      • 115.9a An object that looks for a “[spell or ability] with a single target” checks the number of times any object or player was chosen as the target of that spell or ability when it was put on the stack, not the number of its targets that are currently legal. If the same object or player became a target more than once, each of those instances is counted separately.
      • 115.9b An object that looks for a “[spell or ability] that targets [something]” checks the current state of that spell or ability’s targets. If an object it targets is still in the zone it’s expected to be in or a player it targets is still in the game, that target’s current information is used, even if it’s not currently legal for that spell or ability. If an object it targets is no longer in the zone it’s expected to be in or a player it targets is no longer in the game, that target is ignored; its last known information is not used.
      • 115.9c An object that looks for a “[spell or ability] that targets only [something]” checks the number of different objects or players that were chosen as targets of that spell or ability when it was put on the stack (as modified by effects that changed those targets), not the number of those objects or players that are currently legal targets. If that number is one (even if the spell or ability targets that object or player multiple times), the current state of that spell or ability’s target is checked as described in rule 115.9b.
    • 115.10. Spells and abilities can affect objects and players they don’t target. In general, those objects and players aren’t chosen until the spell or ability resolves. See rule 608, “Resolving Spells and Abilities.”
      • 115.10a Just because an object or player is being affected by a spell or ability doesn’t make that object or player a target of that spell or ability. Unless that object or player is identified by the word “target” in the text of that spell or ability, or the rule for that keyword ability, it’s not a target.
      • 115.10b In particular, the word “you” in an object’s text doesn’t indicate a target.

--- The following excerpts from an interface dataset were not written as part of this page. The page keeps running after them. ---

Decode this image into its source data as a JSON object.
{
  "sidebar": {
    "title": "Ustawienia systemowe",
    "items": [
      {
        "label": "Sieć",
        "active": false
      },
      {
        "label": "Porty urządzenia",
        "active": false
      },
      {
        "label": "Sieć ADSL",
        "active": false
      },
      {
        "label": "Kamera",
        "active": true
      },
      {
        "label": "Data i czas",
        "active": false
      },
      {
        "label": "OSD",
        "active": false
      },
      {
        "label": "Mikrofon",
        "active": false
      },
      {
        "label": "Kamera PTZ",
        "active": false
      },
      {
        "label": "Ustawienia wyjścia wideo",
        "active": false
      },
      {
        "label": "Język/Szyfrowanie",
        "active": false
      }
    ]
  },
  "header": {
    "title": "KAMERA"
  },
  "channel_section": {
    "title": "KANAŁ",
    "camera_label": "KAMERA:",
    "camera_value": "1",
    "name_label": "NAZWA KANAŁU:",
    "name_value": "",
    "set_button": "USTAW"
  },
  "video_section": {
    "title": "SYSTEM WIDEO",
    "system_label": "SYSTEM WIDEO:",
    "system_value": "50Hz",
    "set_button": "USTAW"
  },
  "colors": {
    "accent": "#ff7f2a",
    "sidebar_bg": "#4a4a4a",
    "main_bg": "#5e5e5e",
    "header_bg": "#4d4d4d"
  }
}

Any target[edit | edit source]

From the glossary of the Comprehensive Rules (October 4, 2019—Throne of Eldraine)

Any Target
A spell or ability may require “any target.” “Any target” is the same as “target creature, player, or planeswalker.” See rule 115.4.

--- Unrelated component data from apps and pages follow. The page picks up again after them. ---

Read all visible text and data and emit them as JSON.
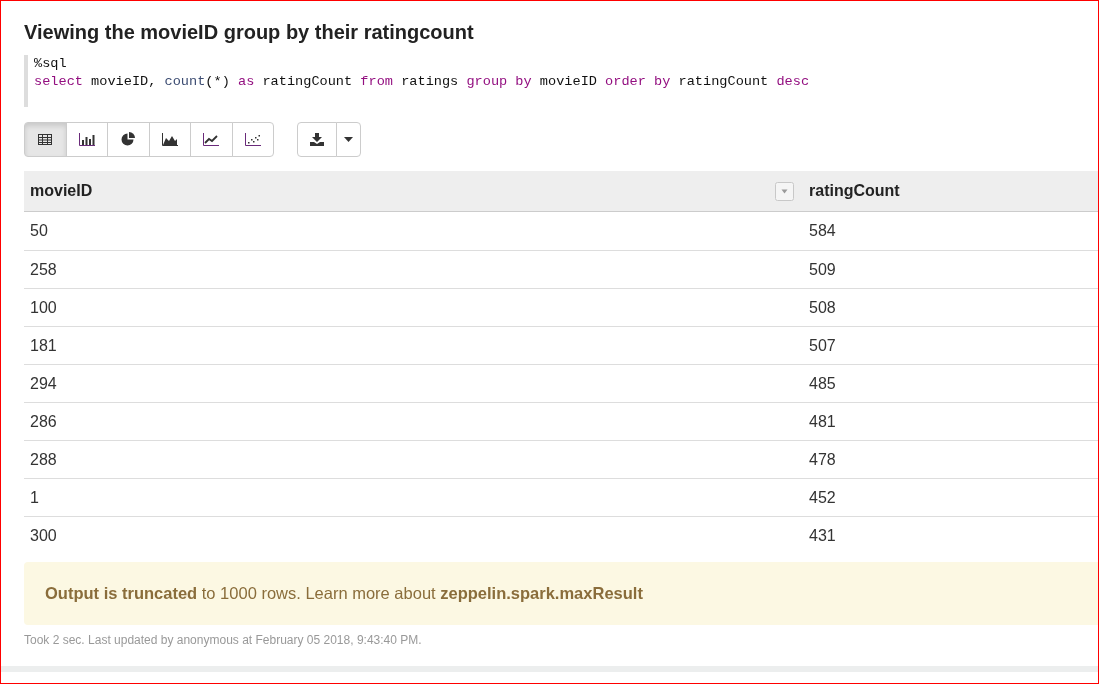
{
  "paragraph": {
    "title": "Viewing the movieID group by their ratingcount",
    "code": [
      [
        {
          "kind": "plain",
          "text": "%sql"
        }
      ],
      [
        {
          "kind": "keyword",
          "text": "select"
        },
        {
          "kind": "plain",
          "text": " movieID, "
        },
        {
          "kind": "function",
          "text": "count"
        },
        {
          "kind": "plain",
          "text": "(*) "
        },
        {
          "kind": "keyword",
          "text": "as"
        },
        {
          "kind": "plain",
          "text": " ratingCount "
        },
        {
          "kind": "keyword",
          "text": "from"
        },
        {
          "kind": "plain",
          "text": " ratings "
        },
        {
          "kind": "keyword",
          "text": "group by"
        },
        {
          "kind": "plain",
          "text": " movieID "
        },
        {
          "kind": "keyword",
          "text": "order by"
        },
        {
          "kind": "plain",
          "text": " ratingCount "
        },
        {
          "kind": "keyword",
          "text": "desc"
        }
      ]
    ]
  },
  "toolbar": {
    "views": [
      {
        "kind": "table",
        "selected": true
      },
      {
        "kind": "bar",
        "selected": false
      },
      {
        "kind": "pie",
        "selected": false
      },
      {
        "kind": "area",
        "selected": false
      },
      {
        "kind": "line",
        "selected": false
      },
      {
        "kind": "scatter",
        "selected": false
      }
    ]
  },
  "table": {
    "columns": [
      "movieID",
      "ratingCount"
    ],
    "rows": [
      [
        "50",
        "584"
      ],
      [
        "258",
        "509"
      ],
      [
        "100",
        "508"
      ],
      [
        "181",
        "507"
      ],
      [
        "294",
        "485"
      ],
      [
        "286",
        "481"
      ],
      [
        "288",
        "478"
      ],
      [
        "1",
        "452"
      ],
      [
        "300",
        "431"
      ]
    ]
  },
  "alert": {
    "text": "**Output is truncated** to 1000 rows. Learn more about **zeppelin.spark.maxResult**"
  },
  "status": "Took 2 sec. Last updated by anonymous at February 05 2018, 9:43:40 PM."
}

Spell redirection[edit | edit source]

From the glossary of the Comprehensive Rules (October 4, 2019—Throne of Eldraine)

Change a Target
To choose a new, legal target for a spell or ability. See rule 115.7.

There are some spells that can redirect a target. Spell redirection (Change the target of target spell with a single target.) is primary in both blue and red.[1]

References[edit | edit source]

  1. Mark Rosewater (June 5, 2017). "Mechanical Color Pie 2017". magicthegathering.com. Wizards of the Coast.